Target: Southeast Pennsylvania Transit Authority Chairman, Pat T. Deon, Sr.
Goal: Commend SEPTA for removing gender identification stickers from transit passes
The Southeast Pennsylvania Transit Authority (SEPTA) recently implemented changes to its fares and monthly transit cards. One change, after more than six years of activists’ wrangling with SEPTA leaders, will finally protect the rights of transgender and gender variant passengers. Beginning in 2013, SETPA cards will no longer include a “M” or “F” gender identification sticker.
As the TransGriot blog reports, the story behind this policy change began in 2007 when “[Philadelphia] activist Charlene Arcila was told she couldn’t use her transpass because of a gender sticker that didn’t match her presentation.” Arcila then “filed a successful complaint with the Philadelphia Commission on Human Relations,” which ignited years of activism “coordinated by a group called Riders Against Gender Exclusion (RAGE).” Despite SETPA’s claims that the existing gender stickers “were in place… to prevent opposite gender spouses from using the same pass,” the stickers actually set “the stage for the harassment of trans and gender variant SEPTA passengers” such as Arcila.
This victory for the rights of trans and gender variant Americans ensures equal access to public services and freedom from harassment based upon gender presentation. Sign this petition commending SEPTA for finally removing gender identification stickers from its transit passes and urge them to continue implementing LGBT-inclusive policies.
Dear Chairman Pat T. Deon, Sr.,
As Chairman of America’s sixth-largest regional public transportation system, you are charged with ensuring equal access to an essential public asset. After six years of debate, the Southeast Pennsylvania Transit Authority finally removed the “M” and “F” gender identification stickers from its passes. This modest but significant policy change protects transgender and gender variant SEPTA passengers from discrimination and harassment based upon their appearance.
Although the gender stickers “were in place… to prevent opposite gender spouses from using the same pass,” the stickers actually set “the stage for the harassment of trans and gender variant SEPTA passengers” such as Charlene Arcila. Arcila is credited for launching a challenge to the previous policy following an incident in 2007 where she “was told she couldn’t use her transpass because of a gender sticker that didn’t match her presentation.”

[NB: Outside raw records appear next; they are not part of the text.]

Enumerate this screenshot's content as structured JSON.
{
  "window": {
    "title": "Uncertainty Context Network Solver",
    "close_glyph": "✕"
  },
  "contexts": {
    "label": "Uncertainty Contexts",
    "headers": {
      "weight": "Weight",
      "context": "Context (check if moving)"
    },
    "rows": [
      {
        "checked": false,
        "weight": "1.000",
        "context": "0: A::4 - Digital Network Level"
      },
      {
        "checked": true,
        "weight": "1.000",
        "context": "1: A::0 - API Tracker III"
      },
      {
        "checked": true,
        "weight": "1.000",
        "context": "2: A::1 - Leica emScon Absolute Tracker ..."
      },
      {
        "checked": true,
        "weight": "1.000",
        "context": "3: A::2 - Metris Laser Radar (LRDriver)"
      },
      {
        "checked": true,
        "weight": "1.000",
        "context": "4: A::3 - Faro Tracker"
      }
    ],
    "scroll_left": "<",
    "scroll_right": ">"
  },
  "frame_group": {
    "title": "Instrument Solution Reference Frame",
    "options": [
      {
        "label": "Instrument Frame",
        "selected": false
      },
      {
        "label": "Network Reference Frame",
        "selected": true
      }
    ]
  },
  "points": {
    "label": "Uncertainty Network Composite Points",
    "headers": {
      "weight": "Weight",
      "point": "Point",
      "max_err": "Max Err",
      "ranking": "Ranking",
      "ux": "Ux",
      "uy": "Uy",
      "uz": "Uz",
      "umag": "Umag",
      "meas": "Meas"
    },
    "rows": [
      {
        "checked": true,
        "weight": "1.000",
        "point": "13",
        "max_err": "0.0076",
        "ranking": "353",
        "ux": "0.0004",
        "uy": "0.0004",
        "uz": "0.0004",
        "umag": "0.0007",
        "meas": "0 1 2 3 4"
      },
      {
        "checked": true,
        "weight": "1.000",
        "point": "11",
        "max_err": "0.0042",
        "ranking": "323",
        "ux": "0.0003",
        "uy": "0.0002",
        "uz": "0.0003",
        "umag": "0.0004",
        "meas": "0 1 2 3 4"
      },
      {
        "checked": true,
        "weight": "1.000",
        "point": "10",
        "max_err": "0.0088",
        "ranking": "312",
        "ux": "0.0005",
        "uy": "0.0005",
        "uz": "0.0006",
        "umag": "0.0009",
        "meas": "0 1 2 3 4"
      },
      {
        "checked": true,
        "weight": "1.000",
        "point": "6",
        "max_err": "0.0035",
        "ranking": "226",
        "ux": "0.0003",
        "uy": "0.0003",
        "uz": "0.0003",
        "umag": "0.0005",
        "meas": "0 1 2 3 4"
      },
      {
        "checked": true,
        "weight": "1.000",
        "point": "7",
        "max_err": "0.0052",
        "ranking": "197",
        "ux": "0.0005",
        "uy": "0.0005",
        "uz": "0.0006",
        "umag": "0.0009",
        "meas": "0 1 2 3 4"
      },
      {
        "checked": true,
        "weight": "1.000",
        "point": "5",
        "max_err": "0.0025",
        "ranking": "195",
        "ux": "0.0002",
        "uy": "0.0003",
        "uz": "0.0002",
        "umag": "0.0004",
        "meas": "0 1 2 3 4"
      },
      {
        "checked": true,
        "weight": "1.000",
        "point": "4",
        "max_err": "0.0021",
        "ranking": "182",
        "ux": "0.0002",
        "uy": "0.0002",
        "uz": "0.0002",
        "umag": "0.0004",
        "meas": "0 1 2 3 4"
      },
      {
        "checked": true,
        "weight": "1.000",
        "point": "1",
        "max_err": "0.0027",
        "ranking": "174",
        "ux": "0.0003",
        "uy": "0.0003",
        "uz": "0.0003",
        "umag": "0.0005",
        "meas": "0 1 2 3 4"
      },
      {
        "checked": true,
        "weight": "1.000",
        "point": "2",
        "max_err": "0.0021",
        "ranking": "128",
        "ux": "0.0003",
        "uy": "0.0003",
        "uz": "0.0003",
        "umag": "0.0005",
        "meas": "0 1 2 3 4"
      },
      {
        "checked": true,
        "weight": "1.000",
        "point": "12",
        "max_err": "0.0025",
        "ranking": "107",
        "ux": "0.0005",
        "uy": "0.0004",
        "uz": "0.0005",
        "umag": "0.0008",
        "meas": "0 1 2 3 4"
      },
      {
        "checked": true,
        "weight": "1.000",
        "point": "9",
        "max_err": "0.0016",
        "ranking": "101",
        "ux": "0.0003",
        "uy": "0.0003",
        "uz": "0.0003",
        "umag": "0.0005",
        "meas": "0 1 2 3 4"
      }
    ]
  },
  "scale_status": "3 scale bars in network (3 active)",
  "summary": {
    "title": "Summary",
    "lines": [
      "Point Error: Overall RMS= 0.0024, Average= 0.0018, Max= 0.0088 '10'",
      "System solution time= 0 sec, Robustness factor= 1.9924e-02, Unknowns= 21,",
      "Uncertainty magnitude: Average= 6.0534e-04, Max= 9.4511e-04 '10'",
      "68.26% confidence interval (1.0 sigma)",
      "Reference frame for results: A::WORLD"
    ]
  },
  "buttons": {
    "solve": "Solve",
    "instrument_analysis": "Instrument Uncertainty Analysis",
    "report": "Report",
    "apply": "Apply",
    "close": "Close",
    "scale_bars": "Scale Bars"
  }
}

We the undersigned commend you for finally implementing a trans-inclusive policy that protects your transit riders from potential discrimination. We urge you to continue developing your policies to promote LGBT-inclusive opportunities looking ahead.
[Your Name Here]
Photo Credit: The Port of Authority, via Wikimedia